"The European Pillar of Social Rights states as its first principle that everyone has the right to quality and inclusive education, training and lifelong learning in order to maintain and acquire skills that allow full participation in society and successful transitions in the labour market. It also states the right of everyone ‘to timely and tailor-made assistance to improve employment or self-employment prospects, to training and re-qualification, to continued education and to support for job search’. Fostering the development of competences is one of the aims of the vision towards a European Education Area that would be able ‘to harness the full potential of education and culture as drivers for jobs, social fairness, active citizenship as well as means to experience European identity in all its diversity.’ In consideration of all of the above, the European Union has adopted the recommendation that Member States should: ‘support the right to quality and inclusive education, training and lifelong learning and ensure opportunities for all to develop key competences by making full use of the ‘Key Competences for Lifelong Learning" support the development of key competences and facilitate their acquisition by paying attention to: raising the level of achievement of basic skills (literacy, numeracy and basic digital skills) and supporting the development of learning to learn competence as a constantly improved basis for learning and participation in society in a lifelong perspective; Digital skills are thus rightfully part of the eight key competences set out in the Reference Framework, alongside Literacy competence, Multilingual competence, Mathematical competence and competence in science, technology and engineering [...]"

According to the European Union, this revised definition of digital skills further leads to the notion of Digital Literacy, i.e. ‘the confident, critical and responsible use of, and engagement with, digital technologies for learning, at work, and for participation in society.
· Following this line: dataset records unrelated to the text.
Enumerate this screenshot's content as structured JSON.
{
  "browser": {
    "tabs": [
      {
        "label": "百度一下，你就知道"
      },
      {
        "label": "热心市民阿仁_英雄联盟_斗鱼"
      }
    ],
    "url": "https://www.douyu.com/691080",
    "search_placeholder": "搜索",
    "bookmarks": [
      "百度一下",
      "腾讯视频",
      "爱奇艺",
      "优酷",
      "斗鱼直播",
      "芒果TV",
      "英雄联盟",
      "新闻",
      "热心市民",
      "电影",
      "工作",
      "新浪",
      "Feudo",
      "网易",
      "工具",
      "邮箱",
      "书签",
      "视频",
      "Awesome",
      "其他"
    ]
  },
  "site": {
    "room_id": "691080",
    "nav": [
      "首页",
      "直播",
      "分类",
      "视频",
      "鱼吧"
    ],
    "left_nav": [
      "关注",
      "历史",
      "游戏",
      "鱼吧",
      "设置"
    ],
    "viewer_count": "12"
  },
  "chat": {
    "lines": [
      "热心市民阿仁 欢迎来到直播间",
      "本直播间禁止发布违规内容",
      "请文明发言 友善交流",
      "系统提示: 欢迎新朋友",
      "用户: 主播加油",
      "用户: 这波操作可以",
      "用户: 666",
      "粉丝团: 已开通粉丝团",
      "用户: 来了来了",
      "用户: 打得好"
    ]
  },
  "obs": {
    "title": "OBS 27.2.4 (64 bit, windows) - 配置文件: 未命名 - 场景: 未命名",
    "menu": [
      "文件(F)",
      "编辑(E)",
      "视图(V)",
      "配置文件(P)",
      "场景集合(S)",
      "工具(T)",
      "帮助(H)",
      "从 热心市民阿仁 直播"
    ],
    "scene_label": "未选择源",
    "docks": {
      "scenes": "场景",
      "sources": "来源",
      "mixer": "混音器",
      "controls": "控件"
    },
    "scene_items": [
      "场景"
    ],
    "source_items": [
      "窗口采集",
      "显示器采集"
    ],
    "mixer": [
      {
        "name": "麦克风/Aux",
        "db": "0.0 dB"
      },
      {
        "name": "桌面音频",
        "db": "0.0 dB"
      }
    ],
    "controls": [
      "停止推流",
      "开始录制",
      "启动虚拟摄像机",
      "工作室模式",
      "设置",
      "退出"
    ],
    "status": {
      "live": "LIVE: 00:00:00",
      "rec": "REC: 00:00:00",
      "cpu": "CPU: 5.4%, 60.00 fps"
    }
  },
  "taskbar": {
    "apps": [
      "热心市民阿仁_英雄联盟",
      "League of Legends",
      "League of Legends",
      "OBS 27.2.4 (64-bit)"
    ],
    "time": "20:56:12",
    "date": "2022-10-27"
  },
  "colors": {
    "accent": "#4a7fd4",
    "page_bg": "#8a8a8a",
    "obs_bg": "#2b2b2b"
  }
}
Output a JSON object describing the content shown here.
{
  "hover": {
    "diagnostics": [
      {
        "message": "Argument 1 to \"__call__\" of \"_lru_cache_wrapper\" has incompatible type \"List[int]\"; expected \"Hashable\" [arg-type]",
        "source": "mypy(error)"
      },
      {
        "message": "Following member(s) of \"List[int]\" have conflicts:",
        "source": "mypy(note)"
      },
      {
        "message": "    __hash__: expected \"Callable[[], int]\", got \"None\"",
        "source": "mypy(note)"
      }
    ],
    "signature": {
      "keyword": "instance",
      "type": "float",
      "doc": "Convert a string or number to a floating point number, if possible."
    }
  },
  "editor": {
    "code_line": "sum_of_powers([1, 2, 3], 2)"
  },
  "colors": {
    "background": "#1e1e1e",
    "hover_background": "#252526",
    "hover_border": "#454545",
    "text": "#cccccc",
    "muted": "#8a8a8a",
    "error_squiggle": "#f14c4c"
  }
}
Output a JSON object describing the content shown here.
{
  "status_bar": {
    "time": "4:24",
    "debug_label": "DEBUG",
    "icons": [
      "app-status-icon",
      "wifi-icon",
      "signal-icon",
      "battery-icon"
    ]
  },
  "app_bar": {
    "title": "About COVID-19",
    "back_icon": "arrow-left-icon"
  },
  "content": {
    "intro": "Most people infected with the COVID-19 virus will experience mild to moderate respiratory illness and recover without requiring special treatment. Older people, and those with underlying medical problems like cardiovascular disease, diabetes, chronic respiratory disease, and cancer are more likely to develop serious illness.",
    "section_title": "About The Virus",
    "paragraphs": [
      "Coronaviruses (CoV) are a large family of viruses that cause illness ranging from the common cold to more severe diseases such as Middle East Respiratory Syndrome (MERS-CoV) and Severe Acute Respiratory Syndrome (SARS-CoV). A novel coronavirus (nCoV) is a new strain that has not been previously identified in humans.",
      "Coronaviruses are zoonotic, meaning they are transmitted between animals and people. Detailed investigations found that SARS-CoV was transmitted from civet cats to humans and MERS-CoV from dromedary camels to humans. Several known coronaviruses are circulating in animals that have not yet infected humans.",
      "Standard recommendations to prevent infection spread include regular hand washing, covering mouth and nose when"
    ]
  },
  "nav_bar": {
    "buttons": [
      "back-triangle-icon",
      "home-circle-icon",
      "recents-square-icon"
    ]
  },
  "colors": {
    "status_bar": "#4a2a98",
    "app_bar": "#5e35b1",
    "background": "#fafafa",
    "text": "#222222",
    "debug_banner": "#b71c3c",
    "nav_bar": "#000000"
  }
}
It includes information and data literacy, communication and collaboration, media literacy, digital content creation (including programming), safety (including digital well-being and competences related to cybersecurity), intellectual property related questions, problem solving and critical thinking.